Records from a dataset:
>>>>

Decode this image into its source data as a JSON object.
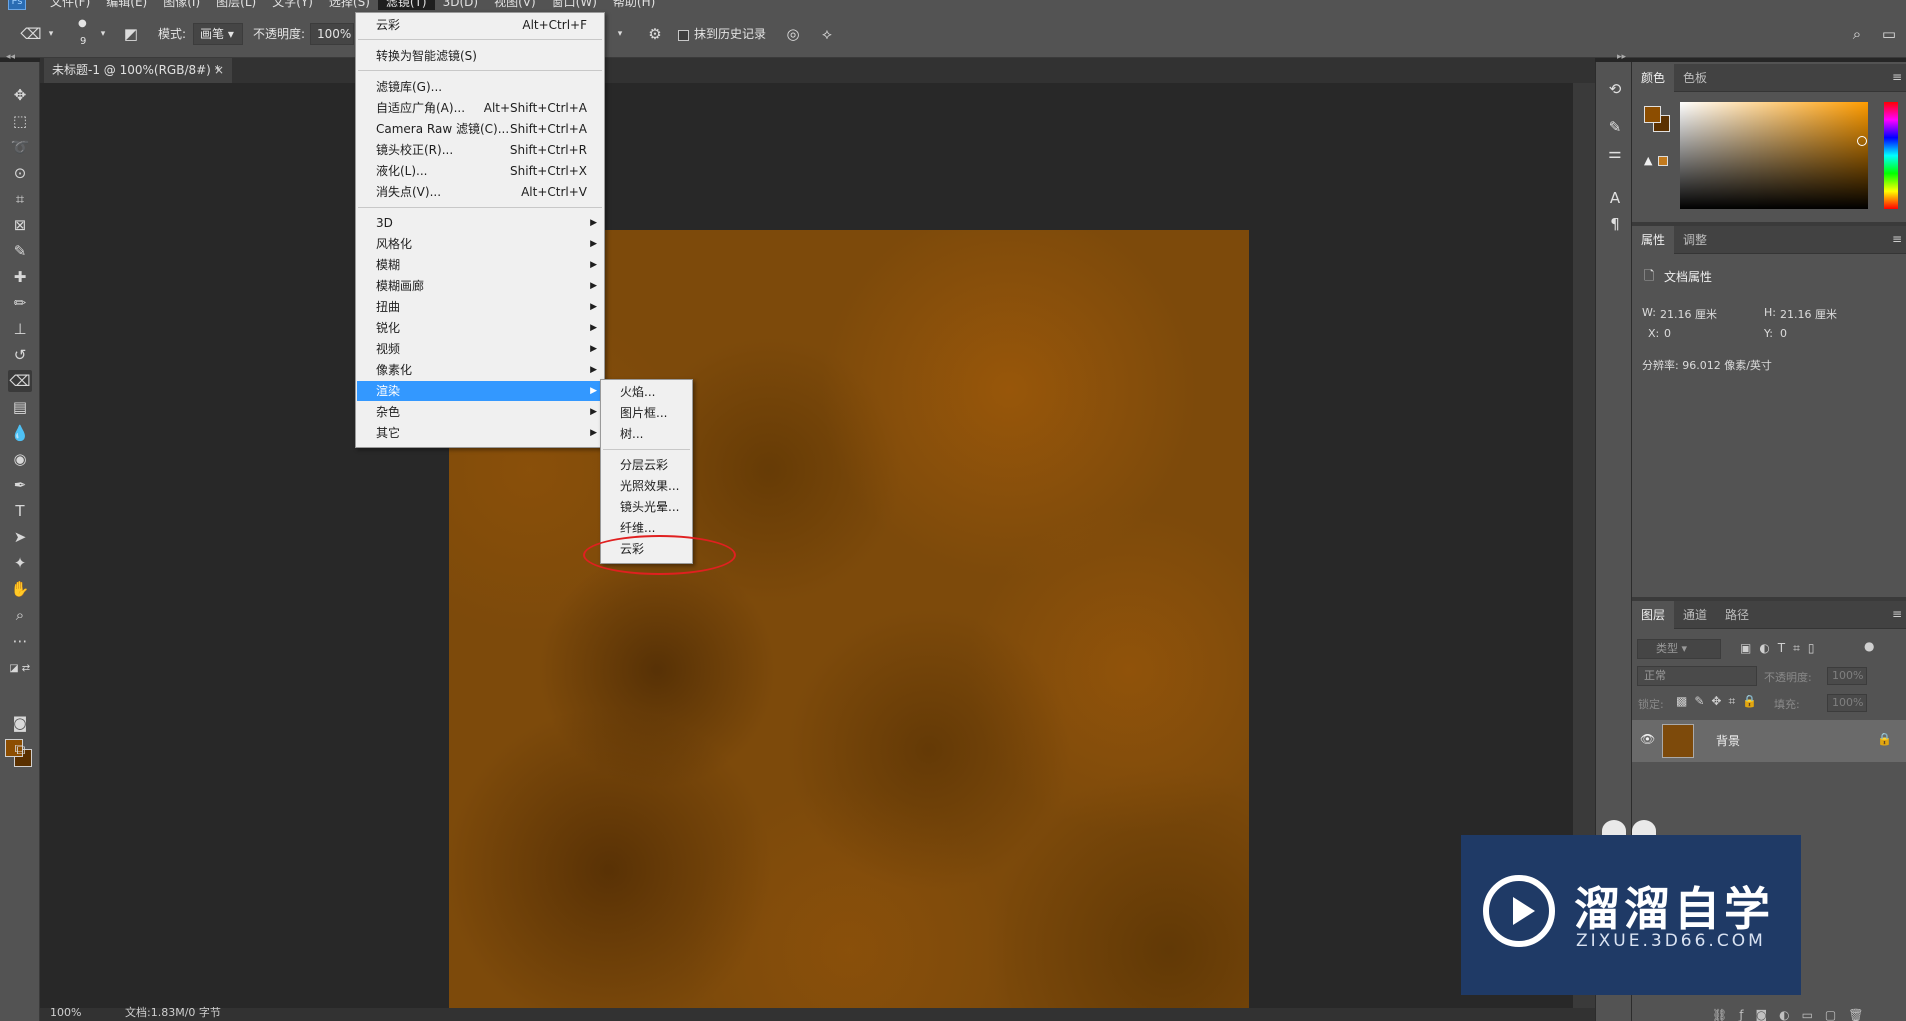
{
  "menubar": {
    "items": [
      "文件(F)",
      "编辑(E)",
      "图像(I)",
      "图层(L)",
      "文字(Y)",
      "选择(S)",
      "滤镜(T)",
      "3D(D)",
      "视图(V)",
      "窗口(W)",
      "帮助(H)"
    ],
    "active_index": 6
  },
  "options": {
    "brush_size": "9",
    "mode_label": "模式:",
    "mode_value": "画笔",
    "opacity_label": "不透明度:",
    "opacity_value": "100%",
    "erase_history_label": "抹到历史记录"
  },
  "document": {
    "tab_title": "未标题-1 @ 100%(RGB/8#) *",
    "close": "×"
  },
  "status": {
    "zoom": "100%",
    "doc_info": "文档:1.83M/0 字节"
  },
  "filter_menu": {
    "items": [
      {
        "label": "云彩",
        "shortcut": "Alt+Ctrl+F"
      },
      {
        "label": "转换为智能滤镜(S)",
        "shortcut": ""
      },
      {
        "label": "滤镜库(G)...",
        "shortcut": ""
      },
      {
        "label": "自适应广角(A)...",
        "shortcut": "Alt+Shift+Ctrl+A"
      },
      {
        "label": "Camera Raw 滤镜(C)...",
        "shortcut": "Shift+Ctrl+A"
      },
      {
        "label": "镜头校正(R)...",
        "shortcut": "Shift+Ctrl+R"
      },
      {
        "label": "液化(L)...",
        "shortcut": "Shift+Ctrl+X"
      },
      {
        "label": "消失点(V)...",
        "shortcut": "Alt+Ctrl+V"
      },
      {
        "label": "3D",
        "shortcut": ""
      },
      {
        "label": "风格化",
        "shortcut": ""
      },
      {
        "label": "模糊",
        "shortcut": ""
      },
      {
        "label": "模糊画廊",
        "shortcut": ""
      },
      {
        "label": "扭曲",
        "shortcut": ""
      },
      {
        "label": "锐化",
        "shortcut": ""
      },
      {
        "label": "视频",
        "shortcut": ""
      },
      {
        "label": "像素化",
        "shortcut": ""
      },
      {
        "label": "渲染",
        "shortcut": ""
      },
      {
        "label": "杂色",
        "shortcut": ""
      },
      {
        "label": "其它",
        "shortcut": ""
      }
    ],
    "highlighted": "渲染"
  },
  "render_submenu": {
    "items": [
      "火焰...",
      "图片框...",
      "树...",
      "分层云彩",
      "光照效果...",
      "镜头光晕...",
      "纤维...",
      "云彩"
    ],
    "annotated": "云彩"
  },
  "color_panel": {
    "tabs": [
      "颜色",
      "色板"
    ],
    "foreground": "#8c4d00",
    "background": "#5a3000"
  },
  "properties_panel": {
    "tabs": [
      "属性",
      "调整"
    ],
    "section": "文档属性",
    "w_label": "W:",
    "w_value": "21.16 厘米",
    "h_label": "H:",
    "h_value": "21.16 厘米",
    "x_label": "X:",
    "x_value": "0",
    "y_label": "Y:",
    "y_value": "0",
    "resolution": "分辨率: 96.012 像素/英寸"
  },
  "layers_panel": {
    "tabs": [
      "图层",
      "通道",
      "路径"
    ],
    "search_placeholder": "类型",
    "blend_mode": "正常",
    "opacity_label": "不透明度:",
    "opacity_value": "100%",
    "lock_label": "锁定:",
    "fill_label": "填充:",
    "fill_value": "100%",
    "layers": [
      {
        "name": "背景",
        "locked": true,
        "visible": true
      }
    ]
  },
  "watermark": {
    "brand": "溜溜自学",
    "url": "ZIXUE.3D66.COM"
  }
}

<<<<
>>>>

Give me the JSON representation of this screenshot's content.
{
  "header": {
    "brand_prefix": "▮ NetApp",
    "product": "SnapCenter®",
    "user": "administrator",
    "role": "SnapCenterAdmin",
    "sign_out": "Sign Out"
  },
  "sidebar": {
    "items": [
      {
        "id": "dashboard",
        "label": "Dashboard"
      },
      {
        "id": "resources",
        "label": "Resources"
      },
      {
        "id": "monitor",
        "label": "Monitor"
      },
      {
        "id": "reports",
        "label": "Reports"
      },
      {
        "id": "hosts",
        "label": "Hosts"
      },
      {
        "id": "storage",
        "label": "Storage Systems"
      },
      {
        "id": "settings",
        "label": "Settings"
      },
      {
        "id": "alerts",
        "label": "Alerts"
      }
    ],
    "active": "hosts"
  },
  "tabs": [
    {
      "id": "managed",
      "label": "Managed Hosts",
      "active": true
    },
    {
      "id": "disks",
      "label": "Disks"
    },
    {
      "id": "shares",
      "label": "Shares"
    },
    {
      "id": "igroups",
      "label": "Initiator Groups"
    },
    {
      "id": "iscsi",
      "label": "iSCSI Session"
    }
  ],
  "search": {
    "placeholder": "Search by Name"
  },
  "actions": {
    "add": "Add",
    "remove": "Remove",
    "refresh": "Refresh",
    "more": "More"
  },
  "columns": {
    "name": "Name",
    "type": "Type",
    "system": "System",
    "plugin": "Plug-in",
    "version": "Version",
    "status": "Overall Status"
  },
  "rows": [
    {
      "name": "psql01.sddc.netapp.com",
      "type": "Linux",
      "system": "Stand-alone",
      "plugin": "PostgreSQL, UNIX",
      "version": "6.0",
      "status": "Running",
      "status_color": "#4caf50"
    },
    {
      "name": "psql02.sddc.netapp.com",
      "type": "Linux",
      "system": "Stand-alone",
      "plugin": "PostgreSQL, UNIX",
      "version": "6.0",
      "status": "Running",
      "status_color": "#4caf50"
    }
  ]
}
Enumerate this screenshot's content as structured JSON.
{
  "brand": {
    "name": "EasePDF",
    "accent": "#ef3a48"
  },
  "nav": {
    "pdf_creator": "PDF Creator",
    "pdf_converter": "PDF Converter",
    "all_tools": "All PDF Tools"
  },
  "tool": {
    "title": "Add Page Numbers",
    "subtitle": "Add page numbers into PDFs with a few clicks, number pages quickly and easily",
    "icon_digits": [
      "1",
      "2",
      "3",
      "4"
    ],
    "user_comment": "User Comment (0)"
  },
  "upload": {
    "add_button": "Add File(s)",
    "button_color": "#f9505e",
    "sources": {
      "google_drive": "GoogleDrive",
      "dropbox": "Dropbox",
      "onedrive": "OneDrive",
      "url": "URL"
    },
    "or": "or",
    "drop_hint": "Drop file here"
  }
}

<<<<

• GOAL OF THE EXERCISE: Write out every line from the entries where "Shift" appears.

• EXERCISE SOLUTION:
        "shortcut": "Alt+Shift+Ctrl+A"
        "shortcut": "Shift+Ctrl+A"
        "shortcut": "Shift+Ctrl+R"
        "shortcut": "Shift+Ctrl+X"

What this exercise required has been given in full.